cent solicitor litigation fee cut was postponed. The latter was especially welcome for many small legal aid firms. Or at
least as welcome as a stay of execution can be: the fee cut postponement was only until April 2017 and we await news from the new Lord Chancellor about what will happen now. Such a fee cut could spell the end for some criminal firms - firms which are at the heart of defending the rule of law and preventing the 'show trials' where individuals are forced
to represent themselves.

If Truss is committed to the rule of law, she must at the very least make this postponement permanent.

Sadly, her past comments
do not provide a great deal
of encouragement. When she was working on the Justice Committee, she repeatedly clashed with guests who argued against legal aid cuts. On several occasions, she repeated Chris Grayling's line that the UK had one of the most expensive legal aid systems in the world in order to make the case for cuts.

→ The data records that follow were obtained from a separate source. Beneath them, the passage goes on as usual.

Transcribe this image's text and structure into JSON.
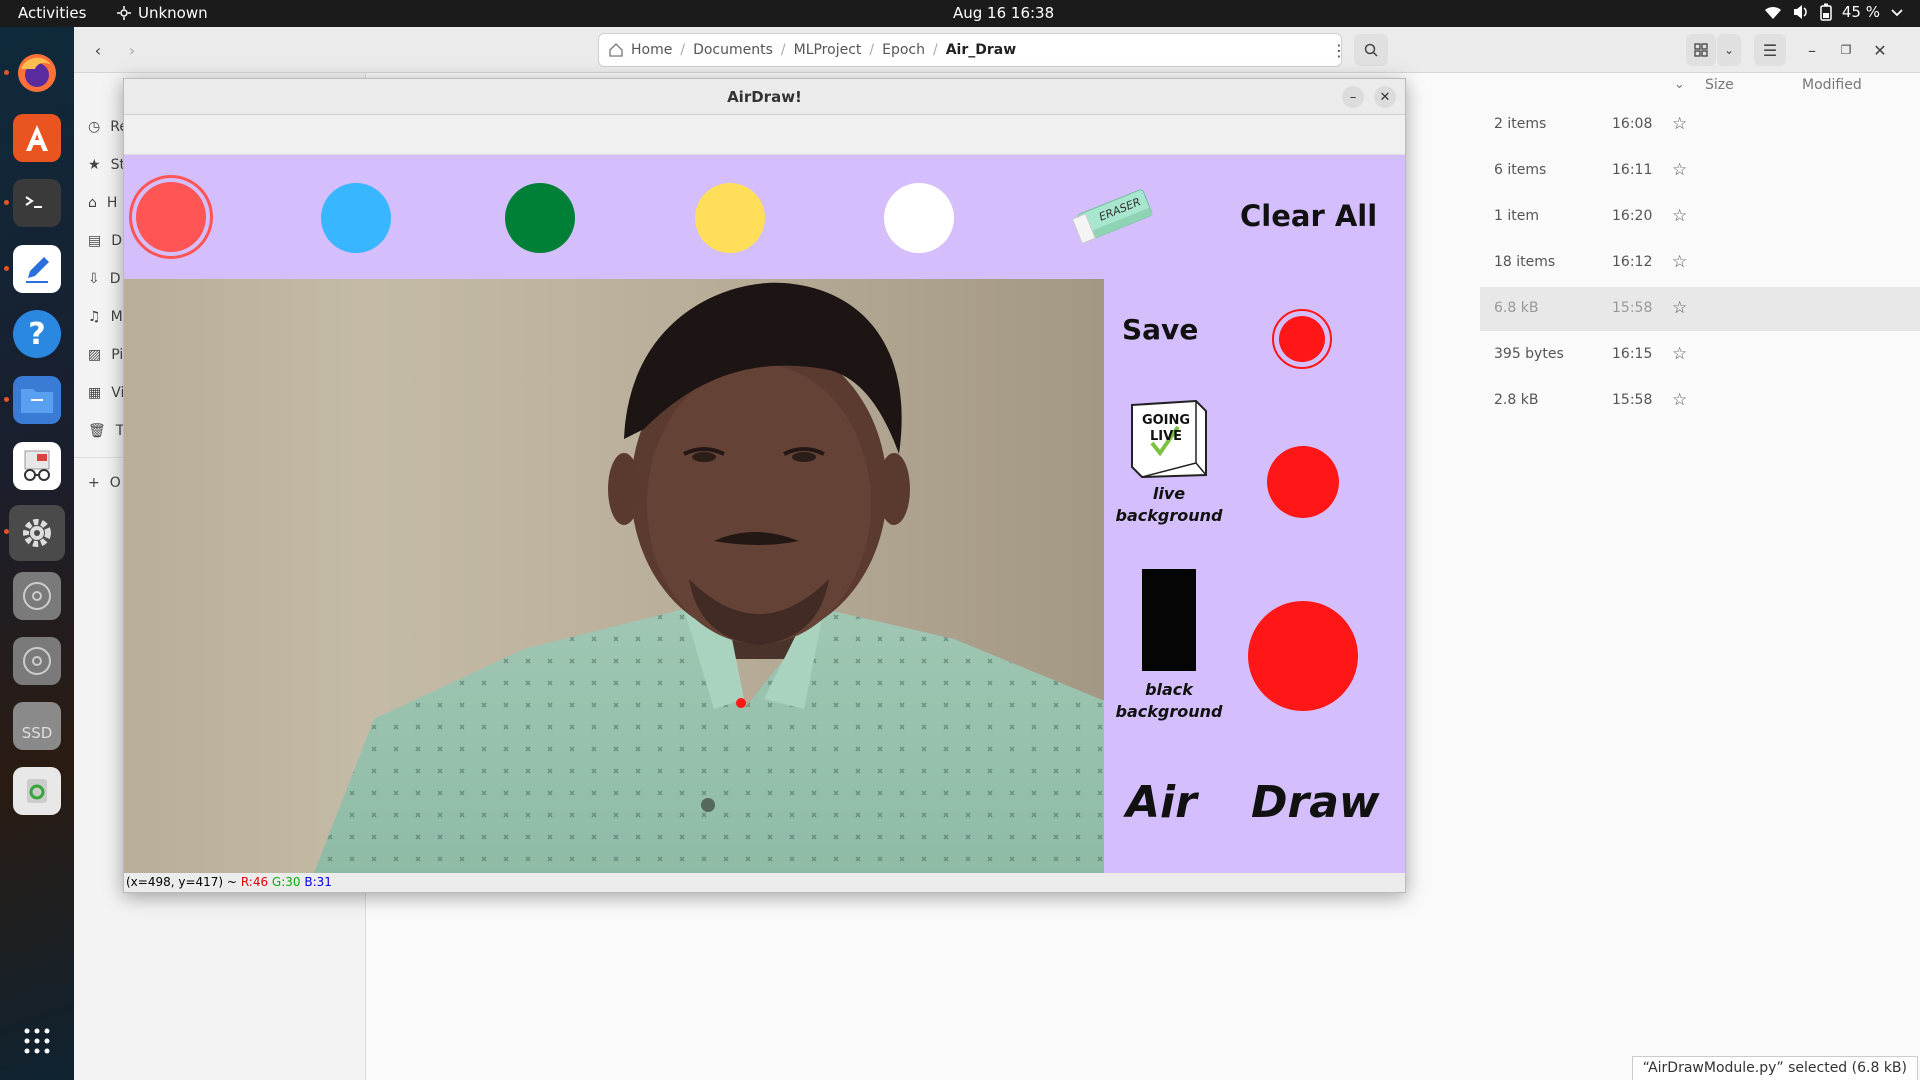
{
  "topbar": {
    "activities": "Activities",
    "app_name": "Unknown",
    "clock": "Aug 16  16:38",
    "battery": "45 %"
  },
  "dock": {
    "items": [
      {
        "name": "firefox",
        "running": true
      },
      {
        "name": "app-center",
        "running": false
      },
      {
        "name": "terminal",
        "running": true
      },
      {
        "name": "text-editor",
        "running": true
      },
      {
        "name": "help",
        "running": false
      },
      {
        "name": "files",
        "running": true
      },
      {
        "name": "document-viewer",
        "running": false
      },
      {
        "name": "settings",
        "running": true
      },
      {
        "name": "disc",
        "running": false
      },
      {
        "name": "disc",
        "running": false
      },
      {
        "name": "ssd",
        "running": false
      },
      {
        "name": "trash",
        "running": false
      }
    ],
    "ssd_label": "SSD"
  },
  "files": {
    "path": [
      "Home",
      "Documents",
      "MLProject",
      "Epoch",
      "Air_Draw"
    ],
    "sidebar": [
      {
        "label": "Re",
        "icon": "clock-icon"
      },
      {
        "label": "St",
        "icon": "star-icon"
      },
      {
        "label": "H",
        "icon": "home-icon"
      },
      {
        "label": "D",
        "icon": "document-icon"
      },
      {
        "label": "D",
        "icon": "download-icon"
      },
      {
        "label": "M",
        "icon": "music-icon"
      },
      {
        "label": "Pi",
        "icon": "picture-icon"
      },
      {
        "label": "Vi",
        "icon": "video-icon"
      },
      {
        "label": "Tr",
        "icon": "trash-icon"
      },
      {
        "label": "O",
        "icon": "plus-icon"
      }
    ],
    "columns": {
      "size": "Size",
      "modified": "Modified"
    },
    "rows": [
      {
        "size": "2 items",
        "modified": "16:08"
      },
      {
        "size": "6 items",
        "modified": "16:11"
      },
      {
        "size": "1 item",
        "modified": "16:20"
      },
      {
        "size": "18 items",
        "modified": "16:12"
      },
      {
        "size": "6.8 kB",
        "modified": "15:58"
      },
      {
        "size": "395 bytes",
        "modified": "16:15"
      },
      {
        "size": "2.8 kB",
        "modified": "15:58"
      }
    ],
    "status": "“AirDrawModule.py” selected  (6.8 kB)"
  },
  "airdraw": {
    "title": "AirDraw!",
    "palette": [
      {
        "name": "red",
        "color": "#ff5555",
        "selected": true
      },
      {
        "name": "blue",
        "color": "#38b6ff",
        "selected": false
      },
      {
        "name": "green",
        "color": "#008037",
        "selected": false
      },
      {
        "name": "yellow",
        "color": "#ffde59",
        "selected": false
      },
      {
        "name": "white",
        "color": "#ffffff",
        "selected": false
      }
    ],
    "eraser_text": "ERASER",
    "clear_all": "Clear All",
    "save": "Save",
    "brush_color": "#ff1616",
    "live_bg_sign": "GOING LIVE",
    "live_bg_label_1": "live",
    "live_bg_label_2": "background",
    "black_bg_label_1": "black",
    "black_bg_label_2": "background",
    "word_air": "Air",
    "word_draw": "Draw",
    "status_coords": "(x=498, y=417) ~",
    "status_r": "R:46",
    "status_g": "G:30",
    "status_b": "B:31",
    "status_r_color": "#e00000",
    "status_g_color": "#00b000",
    "status_b_color": "#0000e0"
  }
}
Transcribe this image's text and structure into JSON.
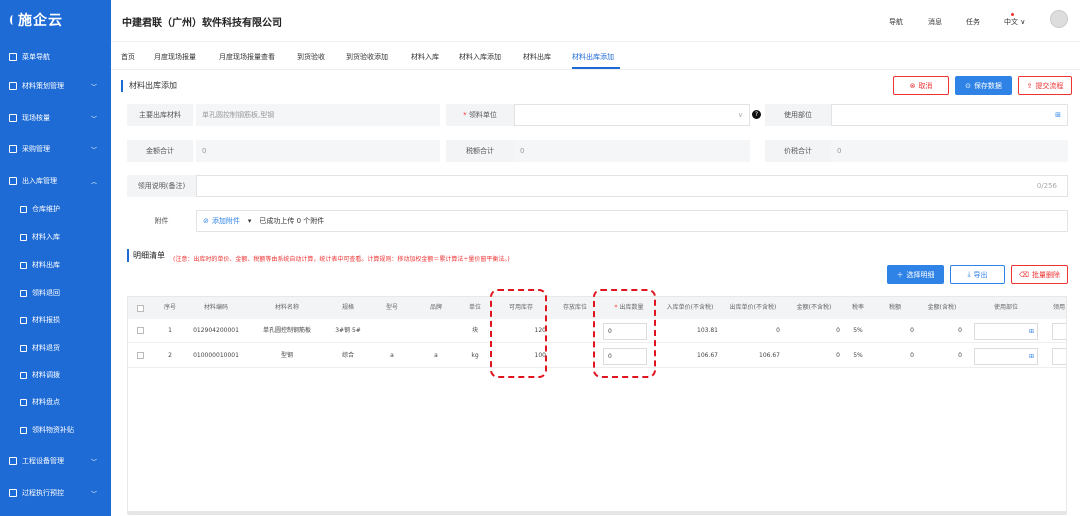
{
  "sidebar": {
    "logo": "施企云",
    "items": [
      {
        "label": "菜单导航"
      },
      {
        "label": "材料策划管理",
        "chevron": "﹀"
      },
      {
        "label": "现场核量",
        "chevron": "﹀"
      },
      {
        "label": "采购管理",
        "chevron": "﹀"
      },
      {
        "label": "出入库管理",
        "chevron": "︿"
      },
      {
        "label": "工程设备管理",
        "chevron": "﹀"
      },
      {
        "label": "过程执行预控",
        "chevron": "﹀"
      }
    ],
    "subitems": [
      {
        "label": "仓库维护"
      },
      {
        "label": "材料入库"
      },
      {
        "label": "材料出库"
      },
      {
        "label": "领料退回"
      },
      {
        "label": "材料报损"
      },
      {
        "label": "材料退货"
      },
      {
        "label": "材料调拨"
      },
      {
        "label": "材料盘点"
      },
      {
        "label": "领料物资补贴"
      }
    ]
  },
  "header": {
    "company": "中建君联（广州）软件科技有限公司",
    "nav": "导航",
    "message": "消息",
    "task": "任务",
    "lang": "中文 ∨"
  },
  "tabs": [
    "首页",
    "月度现场报量",
    "月度现场报量查看",
    "到货验收",
    "到货验收添加",
    "材料入库",
    "材料入库添加",
    "材料出库",
    "材料出库添加"
  ],
  "page": {
    "title": "材料出库添加",
    "cancel": "取消",
    "save": "保存数据",
    "submit": "提交流程"
  },
  "form": {
    "main_material_label": "主要出库材料",
    "main_material_value": "单孔圆控制钢筋板,型钢",
    "receive_unit_label": "领料单位",
    "use_dept_label": "使用部位",
    "amount_label": "金额合计",
    "amount_value": "0",
    "tax_label": "税额合计",
    "tax_value": "0",
    "total_label": "价税合计",
    "total_value": "0",
    "remark_label": "领用说明(备注)",
    "remark_counter": "0/256",
    "attach_label": "附件",
    "attach_add": "添加附件",
    "attach_status": "已成功上传 0 个附件"
  },
  "detail": {
    "title": "明细清单",
    "note": "(注意：出库时的单价、金额、税额等由系统自动计算，统计表中可查看。计算规则：移动加权金额＝累计算法÷量价窗平衡法。)",
    "select_btn": "选择明细",
    "export_btn": "导出",
    "batch_delete_btn": "批量删除"
  },
  "table": {
    "headers": [
      "序号",
      "材料编码",
      "材料名称",
      "规格",
      "型号",
      "品牌",
      "单位",
      "可用库存",
      "存放库位",
      "出库数量",
      "入库单价(不含税)",
      "出库单价(不含税)",
      "金额(不含税)",
      "税率",
      "税额",
      "金额(含税)",
      "使用部位",
      "领用"
    ],
    "rows": [
      {
        "no": "1",
        "code": "012904200001",
        "name": "单孔圆控制钢筋板",
        "spec": "3#钢 5#",
        "model": "",
        "brand": "",
        "unit": "块",
        "stock": "120",
        "location": "",
        "qty": "0",
        "in_price": "103.81",
        "out_price": "0",
        "amount": "0",
        "tax_rate": "5%",
        "tax": "0",
        "amount_tax": "0"
      },
      {
        "no": "2",
        "code": "010000010001",
        "name": "型钢",
        "spec": "综合",
        "model": "a",
        "brand": "a",
        "unit": "kg",
        "stock": "100",
        "location": "",
        "qty": "0",
        "in_price": "106.67",
        "out_price": "106.67",
        "amount": "0",
        "tax_rate": "5%",
        "tax": "0",
        "amount_tax": "0"
      }
    ]
  },
  "colors": {
    "brand": "#1e6bd6",
    "danger": "#e33",
    "highlight": "#e0141e"
  }
}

But all Lord Chancellors come into the job with a blank slate. At her swearing-in ceremony, Truss said how impressed she had been by a female barrister defending clients and ensuring justice was done at Leeds
Crown Court. Now she would
do well to reflect on how that barrister could afford to do
such admirable work and how solicitors could afford to do the unseen preparation without legal aid funding.

So, welcome to your post, Lord Chancellor. Now is the time to put your money where your mouth is.

Philip Armitage is a committee member of the Young Legal Aid Lawyers @YLALawyers www.younglegalaidlawyers.org

Lexis+ AI